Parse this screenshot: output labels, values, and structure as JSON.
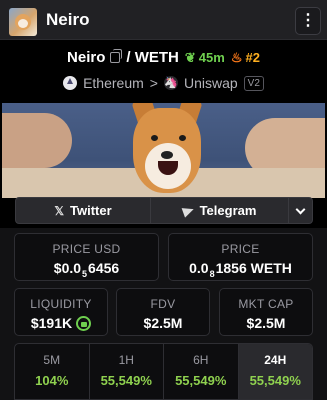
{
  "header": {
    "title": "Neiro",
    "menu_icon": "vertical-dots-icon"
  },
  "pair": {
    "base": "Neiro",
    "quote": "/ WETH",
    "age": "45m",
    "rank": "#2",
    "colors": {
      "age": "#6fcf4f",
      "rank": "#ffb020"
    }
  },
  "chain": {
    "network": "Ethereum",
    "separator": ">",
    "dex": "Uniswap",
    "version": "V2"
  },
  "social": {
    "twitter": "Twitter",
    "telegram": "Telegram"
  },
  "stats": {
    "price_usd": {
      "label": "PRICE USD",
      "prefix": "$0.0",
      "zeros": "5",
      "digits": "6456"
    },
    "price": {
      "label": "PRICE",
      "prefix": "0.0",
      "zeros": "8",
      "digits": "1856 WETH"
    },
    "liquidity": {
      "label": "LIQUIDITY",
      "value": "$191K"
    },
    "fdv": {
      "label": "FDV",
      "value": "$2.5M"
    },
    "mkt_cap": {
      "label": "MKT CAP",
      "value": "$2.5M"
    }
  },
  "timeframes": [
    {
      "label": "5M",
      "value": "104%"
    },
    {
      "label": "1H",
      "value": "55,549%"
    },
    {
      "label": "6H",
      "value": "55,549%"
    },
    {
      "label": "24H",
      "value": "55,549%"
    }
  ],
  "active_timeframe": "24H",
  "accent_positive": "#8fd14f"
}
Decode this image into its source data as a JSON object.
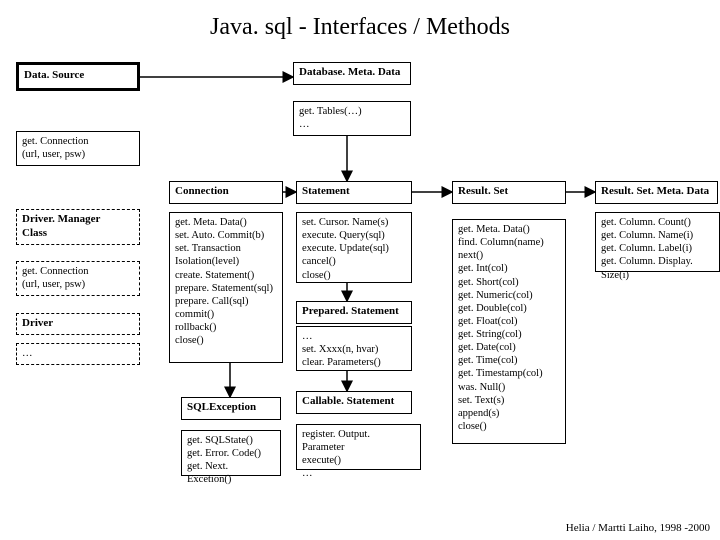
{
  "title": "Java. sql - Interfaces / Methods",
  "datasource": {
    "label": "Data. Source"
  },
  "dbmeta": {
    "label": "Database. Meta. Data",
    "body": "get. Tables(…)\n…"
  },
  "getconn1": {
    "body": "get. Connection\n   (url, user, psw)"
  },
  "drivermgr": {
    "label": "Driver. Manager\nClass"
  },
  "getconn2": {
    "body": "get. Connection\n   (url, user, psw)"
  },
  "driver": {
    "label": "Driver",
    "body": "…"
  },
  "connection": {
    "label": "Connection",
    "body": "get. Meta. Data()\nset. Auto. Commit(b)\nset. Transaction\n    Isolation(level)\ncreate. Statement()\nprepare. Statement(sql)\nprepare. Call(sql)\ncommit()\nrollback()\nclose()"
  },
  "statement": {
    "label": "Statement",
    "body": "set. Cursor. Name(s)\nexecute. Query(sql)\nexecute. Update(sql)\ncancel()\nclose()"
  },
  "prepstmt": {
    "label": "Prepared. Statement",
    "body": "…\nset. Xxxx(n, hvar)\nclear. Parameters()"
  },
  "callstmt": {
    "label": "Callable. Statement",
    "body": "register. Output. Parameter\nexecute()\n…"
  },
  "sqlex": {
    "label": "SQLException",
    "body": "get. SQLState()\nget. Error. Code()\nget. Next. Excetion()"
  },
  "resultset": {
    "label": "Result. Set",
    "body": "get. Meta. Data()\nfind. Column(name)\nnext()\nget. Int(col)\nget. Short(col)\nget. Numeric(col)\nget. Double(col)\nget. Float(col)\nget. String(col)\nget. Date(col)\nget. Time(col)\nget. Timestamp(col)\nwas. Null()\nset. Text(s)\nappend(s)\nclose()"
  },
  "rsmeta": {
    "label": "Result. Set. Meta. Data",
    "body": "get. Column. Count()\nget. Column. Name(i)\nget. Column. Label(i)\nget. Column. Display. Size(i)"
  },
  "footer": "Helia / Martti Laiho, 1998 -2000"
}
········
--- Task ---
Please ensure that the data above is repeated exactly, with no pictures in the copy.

--- Exercise result ---
Parse this screenshot: output labels, values, and structure as JSON.
{
  "header": {
    "title": "Neiro",
    "menu_icon": "vertical-dots-icon"
  },
  "pair": {
    "base": "Neiro",
    "quote": "/ WETH",
    "age": "45m",
    "rank": "#2",
    "colors": {
      "age": "#6fcf4f",
      "rank": "#ffb020"
    }
  },
  "chain": {
    "network": "Ethereum",
    "separator": ">",
    "dex": "Uniswap",
    "version": "V2"
  },
  "social": {
    "twitter": "Twitter",
    "telegram": "Telegram"
  },
  "stats": {
    "price_usd": {
      "label": "PRICE USD",
      "prefix": "$0.0",
      "zeros": "5",
      "digits": "6456"
    },
    "price": {
      "label": "PRICE",
      "prefix": "0.0",
      "zeros": "8",
      "digits": "1856 WETH"
    },
    "liquidity": {
      "label": "LIQUIDITY",
      "value": "$191K"
    },
    "fdv": {
      "label": "FDV",
      "value": "$2.5M"
    },
    "mkt_cap": {
      "label": "MKT CAP",
      "value": "$2.5M"
    }
  },
  "timeframes": [
    {
      "label": "5M",
      "value": "104%"
    },
    {
      "label": "1H",
      "value": "55,549%"
    },
    {
      "label": "6H",
      "value": "55,549%"
    },
    {
      "label": "24H",
      "value": "55,549%"
    }
  ],
  "active_timeframe": "24H",
  "accent_positive": "#8fd14f"
}
Decode this image into its source data as a JSON object.
{
  "title": "Java. sql - Interfaces / Methods",
  "datasource": {
    "label": "Data. Source"
  },
  "dbmeta": {
    "label": "Database. Meta. Data",
    "body": "get. Tables(…)\n…"
  },
  "getconn1": {
    "body": "get. Connection\n   (url, user, psw)"
  },
  "drivermgr": {
    "label": "Driver. Manager\nClass"
  },
  "getconn2": {
    "body": "get. Connection\n   (url, user, psw)"
  },
  "driver": {
    "label": "Driver",
    "body": "…"
  },
  "connection": {
    "label": "Connection",
    "body": "get. Meta. Data()\nset. Auto. Commit(b)\nset. Transaction\n    Isolation(level)\ncreate. Statement()\nprepare. Statement(sql)\nprepare. Call(sql)\ncommit()\nrollback()\nclose()"
  },
  "statement": {
    "label": "Statement",
    "body": "set. Cursor. Name(s)\nexecute. Query(sql)\nexecute. Update(sql)\ncancel()\nclose()"
  },
  "prepstmt": {
    "label": "Prepared. Statement",
    "body": "…\nset. Xxxx(n, hvar)\nclear. Parameters()"
  },
  "callstmt": {
    "label": "Callable. Statement",
    "body": "register. Output. Parameter\nexecute()\n…"
  },
  "sqlex": {
    "label": "SQLException",
    "body": "get. SQLState()\nget. Error. Code()\nget. Next. Excetion()"
  },
  "resultset": {
    "label": "Result. Set",
    "body": "get. Meta. Data()\nfind. Column(name)\nnext()\nget. Int(col)\nget. Short(col)\nget. Numeric(col)\nget. Double(col)\nget. Float(col)\nget. String(col)\nget. Date(col)\nget. Time(col)\nget. Timestamp(col)\nwas. Null()\nset. Text(s)\nappend(s)\nclose()"
  },
  "rsmeta": {
    "label": "Result. Set. Meta. Data",
    "body": "get. Column. Count()\nget. Column. Name(i)\nget. Column. Label(i)\nget. Column. Display. Size(i)"
  },
  "footer": "Helia / Martti Laiho, 1998 -2000"
}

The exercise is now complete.